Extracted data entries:

****************

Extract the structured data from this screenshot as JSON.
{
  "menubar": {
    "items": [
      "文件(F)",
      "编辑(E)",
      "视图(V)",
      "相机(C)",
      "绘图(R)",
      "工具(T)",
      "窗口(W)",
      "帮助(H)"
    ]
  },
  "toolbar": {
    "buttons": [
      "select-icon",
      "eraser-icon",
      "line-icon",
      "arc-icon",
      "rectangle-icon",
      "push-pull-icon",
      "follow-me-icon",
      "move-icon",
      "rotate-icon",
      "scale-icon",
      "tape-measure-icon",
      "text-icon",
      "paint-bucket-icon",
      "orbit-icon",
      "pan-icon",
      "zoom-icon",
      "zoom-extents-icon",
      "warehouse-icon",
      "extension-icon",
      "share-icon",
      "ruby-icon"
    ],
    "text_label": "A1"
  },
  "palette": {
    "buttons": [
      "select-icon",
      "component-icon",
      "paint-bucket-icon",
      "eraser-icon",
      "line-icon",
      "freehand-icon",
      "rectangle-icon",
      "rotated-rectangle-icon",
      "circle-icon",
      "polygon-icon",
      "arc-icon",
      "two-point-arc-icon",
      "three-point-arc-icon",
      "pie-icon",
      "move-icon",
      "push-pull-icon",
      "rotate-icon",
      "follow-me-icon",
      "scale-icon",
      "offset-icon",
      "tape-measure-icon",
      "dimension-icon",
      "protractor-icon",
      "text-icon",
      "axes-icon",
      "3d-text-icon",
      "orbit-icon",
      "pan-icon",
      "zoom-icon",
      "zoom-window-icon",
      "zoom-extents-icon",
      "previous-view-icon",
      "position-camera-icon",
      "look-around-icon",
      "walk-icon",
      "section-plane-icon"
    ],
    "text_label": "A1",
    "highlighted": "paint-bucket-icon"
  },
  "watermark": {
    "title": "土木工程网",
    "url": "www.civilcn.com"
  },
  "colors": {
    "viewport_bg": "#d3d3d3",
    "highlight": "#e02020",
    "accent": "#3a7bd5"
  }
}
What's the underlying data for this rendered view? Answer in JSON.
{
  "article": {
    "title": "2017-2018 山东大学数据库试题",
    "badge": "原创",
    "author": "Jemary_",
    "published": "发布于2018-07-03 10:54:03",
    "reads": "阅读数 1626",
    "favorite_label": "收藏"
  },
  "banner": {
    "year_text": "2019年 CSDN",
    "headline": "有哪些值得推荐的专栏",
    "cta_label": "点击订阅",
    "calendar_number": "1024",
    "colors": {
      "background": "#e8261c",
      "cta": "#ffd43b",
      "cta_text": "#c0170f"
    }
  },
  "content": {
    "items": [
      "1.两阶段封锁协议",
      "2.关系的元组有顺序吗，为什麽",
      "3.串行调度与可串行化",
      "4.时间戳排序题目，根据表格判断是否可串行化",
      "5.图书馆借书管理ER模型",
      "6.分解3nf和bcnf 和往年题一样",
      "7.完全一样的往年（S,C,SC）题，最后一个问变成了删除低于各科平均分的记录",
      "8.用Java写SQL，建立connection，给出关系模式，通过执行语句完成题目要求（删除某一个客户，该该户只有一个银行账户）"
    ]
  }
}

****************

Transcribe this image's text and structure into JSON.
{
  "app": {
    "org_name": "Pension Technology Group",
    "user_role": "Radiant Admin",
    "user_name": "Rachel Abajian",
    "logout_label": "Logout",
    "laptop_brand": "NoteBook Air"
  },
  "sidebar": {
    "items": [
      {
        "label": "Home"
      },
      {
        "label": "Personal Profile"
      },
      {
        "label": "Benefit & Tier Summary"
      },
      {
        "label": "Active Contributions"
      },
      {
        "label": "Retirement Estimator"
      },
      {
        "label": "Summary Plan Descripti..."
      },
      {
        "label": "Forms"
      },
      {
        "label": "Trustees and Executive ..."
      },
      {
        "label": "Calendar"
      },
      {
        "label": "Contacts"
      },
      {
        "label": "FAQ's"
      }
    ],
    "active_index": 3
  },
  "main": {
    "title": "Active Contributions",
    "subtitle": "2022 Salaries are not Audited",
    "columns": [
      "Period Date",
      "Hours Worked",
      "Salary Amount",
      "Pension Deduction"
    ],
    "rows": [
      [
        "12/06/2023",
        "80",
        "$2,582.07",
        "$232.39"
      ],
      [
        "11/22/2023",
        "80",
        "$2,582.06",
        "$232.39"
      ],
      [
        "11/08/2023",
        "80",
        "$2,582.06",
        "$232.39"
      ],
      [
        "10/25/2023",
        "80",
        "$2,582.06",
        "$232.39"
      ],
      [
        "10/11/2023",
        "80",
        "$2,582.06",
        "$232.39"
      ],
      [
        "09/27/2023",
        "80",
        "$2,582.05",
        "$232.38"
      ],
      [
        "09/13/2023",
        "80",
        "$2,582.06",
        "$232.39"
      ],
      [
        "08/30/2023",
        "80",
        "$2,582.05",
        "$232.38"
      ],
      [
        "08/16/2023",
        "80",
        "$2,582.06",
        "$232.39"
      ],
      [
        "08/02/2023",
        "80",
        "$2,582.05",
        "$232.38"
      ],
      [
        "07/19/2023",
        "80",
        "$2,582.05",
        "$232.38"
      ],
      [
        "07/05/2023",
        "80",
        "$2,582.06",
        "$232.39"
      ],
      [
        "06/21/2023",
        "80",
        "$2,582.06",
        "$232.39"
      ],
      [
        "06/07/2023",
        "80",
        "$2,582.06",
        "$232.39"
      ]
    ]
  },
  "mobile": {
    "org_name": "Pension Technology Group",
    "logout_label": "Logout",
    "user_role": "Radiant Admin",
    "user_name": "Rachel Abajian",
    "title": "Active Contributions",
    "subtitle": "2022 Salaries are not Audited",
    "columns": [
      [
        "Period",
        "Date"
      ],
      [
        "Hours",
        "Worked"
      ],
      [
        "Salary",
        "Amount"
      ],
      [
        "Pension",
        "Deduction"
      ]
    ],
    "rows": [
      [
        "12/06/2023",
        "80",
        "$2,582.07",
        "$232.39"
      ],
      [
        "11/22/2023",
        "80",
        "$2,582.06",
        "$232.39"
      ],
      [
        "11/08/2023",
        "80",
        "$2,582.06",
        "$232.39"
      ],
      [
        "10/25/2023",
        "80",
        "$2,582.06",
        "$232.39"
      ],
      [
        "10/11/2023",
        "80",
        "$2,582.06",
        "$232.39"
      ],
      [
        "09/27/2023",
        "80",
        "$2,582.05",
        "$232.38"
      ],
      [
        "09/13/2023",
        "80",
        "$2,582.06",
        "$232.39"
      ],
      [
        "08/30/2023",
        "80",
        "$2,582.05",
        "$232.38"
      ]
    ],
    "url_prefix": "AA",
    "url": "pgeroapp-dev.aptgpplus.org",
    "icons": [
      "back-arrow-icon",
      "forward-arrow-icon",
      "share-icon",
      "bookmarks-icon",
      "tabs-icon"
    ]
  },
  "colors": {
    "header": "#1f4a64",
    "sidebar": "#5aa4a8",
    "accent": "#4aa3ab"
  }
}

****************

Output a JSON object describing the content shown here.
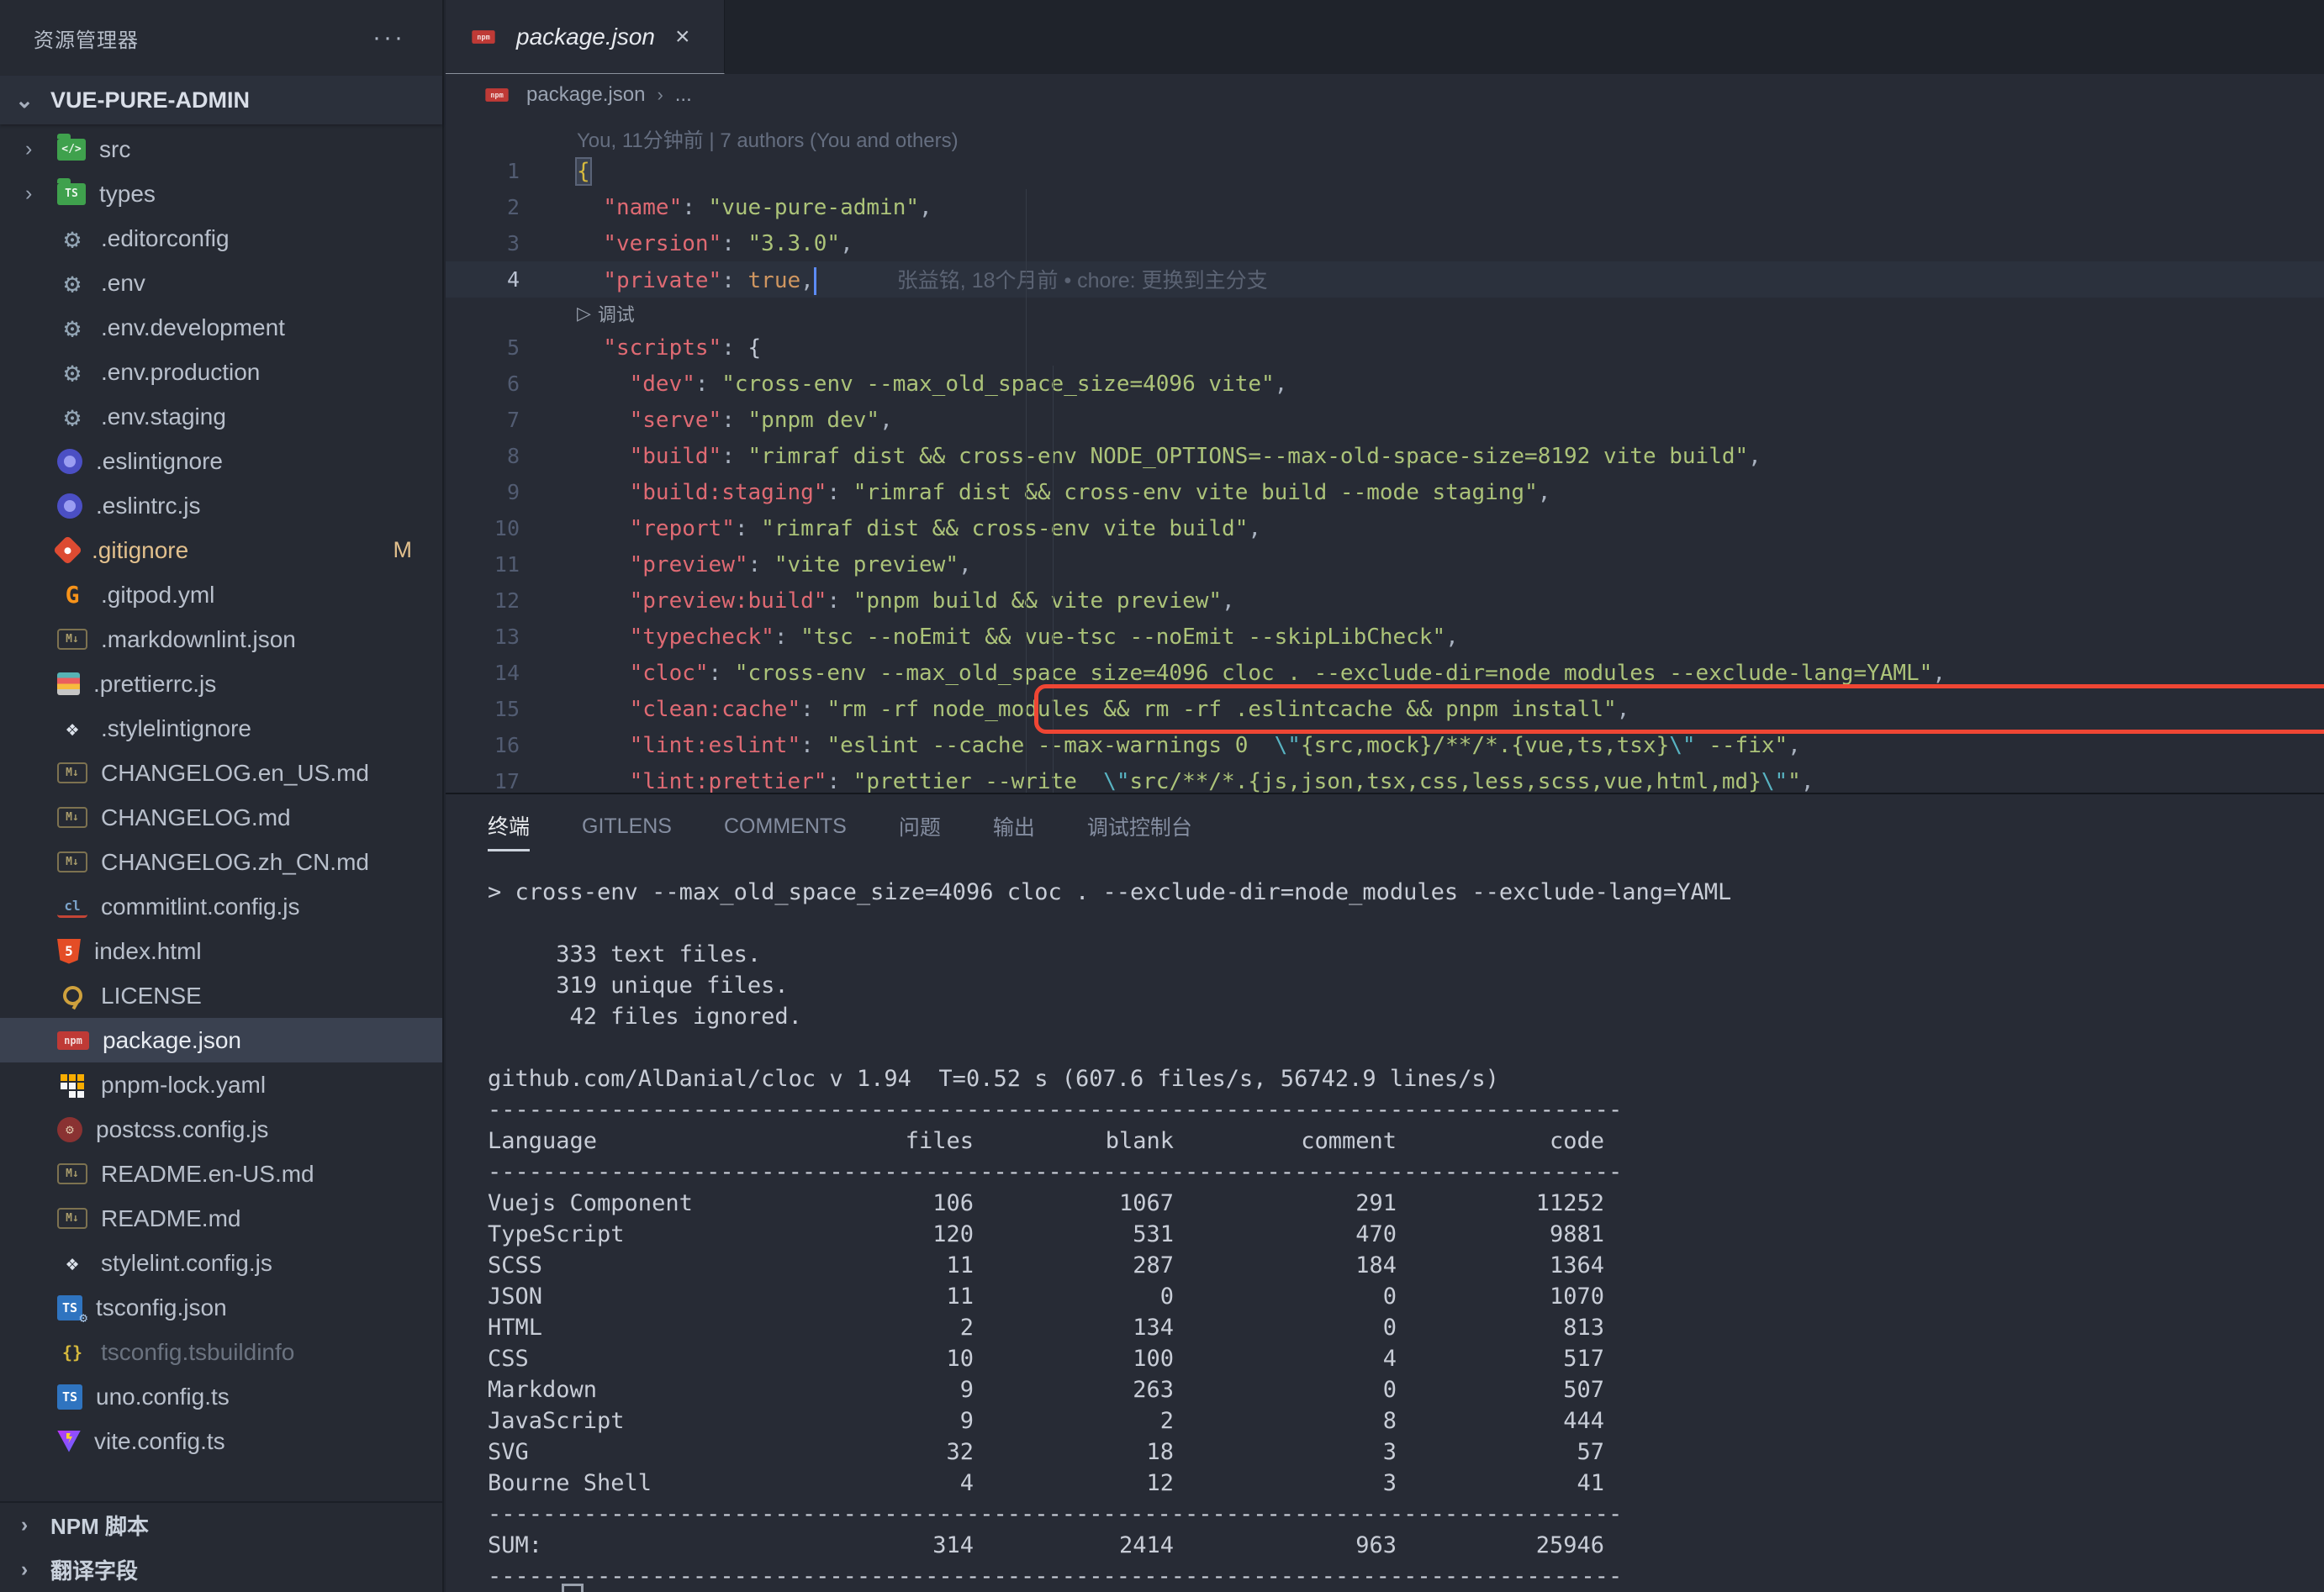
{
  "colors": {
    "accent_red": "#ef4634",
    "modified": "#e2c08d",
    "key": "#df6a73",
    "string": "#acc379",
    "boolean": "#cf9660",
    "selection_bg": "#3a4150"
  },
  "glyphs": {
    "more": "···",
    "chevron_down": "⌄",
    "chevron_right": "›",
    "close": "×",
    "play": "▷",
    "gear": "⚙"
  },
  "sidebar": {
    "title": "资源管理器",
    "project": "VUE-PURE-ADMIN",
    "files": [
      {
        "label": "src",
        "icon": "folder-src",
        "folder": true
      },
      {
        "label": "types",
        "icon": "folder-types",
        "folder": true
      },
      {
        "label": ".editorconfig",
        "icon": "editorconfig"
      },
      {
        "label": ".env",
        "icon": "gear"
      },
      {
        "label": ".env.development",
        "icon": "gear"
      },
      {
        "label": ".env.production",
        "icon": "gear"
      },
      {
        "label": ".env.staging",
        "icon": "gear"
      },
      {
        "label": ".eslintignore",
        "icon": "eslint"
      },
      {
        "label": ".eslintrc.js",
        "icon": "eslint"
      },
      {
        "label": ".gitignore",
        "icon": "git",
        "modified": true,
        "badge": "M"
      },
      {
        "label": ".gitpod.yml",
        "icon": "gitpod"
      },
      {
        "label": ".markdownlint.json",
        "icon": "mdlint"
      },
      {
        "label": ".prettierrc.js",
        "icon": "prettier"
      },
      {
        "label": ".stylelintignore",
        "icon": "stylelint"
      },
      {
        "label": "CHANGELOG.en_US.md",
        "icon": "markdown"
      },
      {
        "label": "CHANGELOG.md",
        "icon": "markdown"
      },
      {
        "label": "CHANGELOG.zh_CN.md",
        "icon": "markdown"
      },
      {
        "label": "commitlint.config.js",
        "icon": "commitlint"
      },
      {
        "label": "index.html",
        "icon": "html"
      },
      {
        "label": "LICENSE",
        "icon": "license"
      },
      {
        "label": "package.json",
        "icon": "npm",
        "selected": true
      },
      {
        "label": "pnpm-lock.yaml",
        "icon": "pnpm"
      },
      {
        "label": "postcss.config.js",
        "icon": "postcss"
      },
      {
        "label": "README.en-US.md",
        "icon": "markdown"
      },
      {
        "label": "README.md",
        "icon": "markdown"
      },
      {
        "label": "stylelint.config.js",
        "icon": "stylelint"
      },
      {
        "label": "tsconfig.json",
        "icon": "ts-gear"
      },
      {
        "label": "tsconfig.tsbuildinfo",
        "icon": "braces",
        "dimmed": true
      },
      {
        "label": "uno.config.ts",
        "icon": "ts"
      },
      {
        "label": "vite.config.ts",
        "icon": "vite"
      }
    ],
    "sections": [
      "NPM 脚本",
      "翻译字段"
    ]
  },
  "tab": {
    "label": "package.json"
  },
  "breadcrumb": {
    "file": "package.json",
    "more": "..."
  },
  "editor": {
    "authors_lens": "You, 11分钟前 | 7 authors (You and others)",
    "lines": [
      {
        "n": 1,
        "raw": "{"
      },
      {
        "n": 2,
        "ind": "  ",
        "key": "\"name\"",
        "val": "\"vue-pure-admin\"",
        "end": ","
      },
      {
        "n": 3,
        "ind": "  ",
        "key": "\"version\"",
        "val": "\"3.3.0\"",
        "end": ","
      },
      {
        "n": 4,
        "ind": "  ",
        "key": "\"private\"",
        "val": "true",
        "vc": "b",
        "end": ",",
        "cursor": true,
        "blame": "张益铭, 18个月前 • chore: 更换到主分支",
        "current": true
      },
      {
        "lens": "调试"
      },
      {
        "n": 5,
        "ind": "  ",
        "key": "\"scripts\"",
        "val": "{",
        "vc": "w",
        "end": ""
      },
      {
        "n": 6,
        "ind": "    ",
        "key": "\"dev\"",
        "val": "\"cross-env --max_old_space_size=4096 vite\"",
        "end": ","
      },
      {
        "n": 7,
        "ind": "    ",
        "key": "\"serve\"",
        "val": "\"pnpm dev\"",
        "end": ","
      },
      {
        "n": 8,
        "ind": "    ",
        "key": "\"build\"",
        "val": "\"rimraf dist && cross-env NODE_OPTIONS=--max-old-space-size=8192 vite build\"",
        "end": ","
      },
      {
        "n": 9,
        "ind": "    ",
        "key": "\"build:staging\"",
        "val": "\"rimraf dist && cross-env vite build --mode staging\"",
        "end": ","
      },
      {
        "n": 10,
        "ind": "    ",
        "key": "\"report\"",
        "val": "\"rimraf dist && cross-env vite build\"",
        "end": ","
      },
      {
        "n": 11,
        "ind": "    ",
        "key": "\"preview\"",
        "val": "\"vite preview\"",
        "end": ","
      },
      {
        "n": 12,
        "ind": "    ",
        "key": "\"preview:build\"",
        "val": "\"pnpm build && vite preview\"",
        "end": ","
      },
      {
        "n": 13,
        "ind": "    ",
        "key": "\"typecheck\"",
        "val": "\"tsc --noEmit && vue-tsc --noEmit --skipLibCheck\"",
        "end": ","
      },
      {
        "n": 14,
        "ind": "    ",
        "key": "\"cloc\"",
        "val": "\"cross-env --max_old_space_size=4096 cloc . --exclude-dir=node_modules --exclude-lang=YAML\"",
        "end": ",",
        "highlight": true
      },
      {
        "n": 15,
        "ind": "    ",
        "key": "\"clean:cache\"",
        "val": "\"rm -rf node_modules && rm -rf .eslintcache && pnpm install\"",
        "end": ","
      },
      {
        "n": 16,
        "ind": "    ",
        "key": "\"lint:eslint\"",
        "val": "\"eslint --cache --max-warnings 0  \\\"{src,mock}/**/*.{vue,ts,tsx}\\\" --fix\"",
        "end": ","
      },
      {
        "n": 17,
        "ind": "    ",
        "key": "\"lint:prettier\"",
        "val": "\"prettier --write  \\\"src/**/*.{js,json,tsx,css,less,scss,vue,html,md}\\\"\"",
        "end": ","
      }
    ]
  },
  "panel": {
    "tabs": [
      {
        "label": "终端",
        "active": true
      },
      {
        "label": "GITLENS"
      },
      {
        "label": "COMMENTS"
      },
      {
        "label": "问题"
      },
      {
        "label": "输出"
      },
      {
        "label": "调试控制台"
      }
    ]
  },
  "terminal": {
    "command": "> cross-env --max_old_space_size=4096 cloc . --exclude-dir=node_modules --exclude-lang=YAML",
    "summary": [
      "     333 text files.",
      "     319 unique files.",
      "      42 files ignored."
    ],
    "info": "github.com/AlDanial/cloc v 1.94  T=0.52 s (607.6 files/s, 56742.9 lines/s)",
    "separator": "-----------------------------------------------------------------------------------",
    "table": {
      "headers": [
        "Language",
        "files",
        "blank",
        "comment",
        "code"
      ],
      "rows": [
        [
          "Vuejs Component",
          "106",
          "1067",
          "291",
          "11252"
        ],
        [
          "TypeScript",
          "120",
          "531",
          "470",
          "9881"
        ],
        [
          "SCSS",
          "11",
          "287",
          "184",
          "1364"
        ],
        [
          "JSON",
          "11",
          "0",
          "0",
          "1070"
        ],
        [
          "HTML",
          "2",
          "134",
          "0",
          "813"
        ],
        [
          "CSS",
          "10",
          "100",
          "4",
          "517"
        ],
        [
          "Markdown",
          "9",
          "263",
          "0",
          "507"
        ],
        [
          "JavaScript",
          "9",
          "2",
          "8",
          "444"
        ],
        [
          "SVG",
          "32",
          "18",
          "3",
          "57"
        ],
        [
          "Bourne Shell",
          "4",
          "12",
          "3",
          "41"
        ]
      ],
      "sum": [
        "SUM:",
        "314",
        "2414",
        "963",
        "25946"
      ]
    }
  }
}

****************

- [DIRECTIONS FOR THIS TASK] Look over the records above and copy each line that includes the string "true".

- [TASK RESULT]
        "folder": true
        "folder": true
        "modified": true,
        "selected": true
        "dimmed": true
        "val": "true",
        "cursor": true,
        "current": true
        "highlight": true
        "active": true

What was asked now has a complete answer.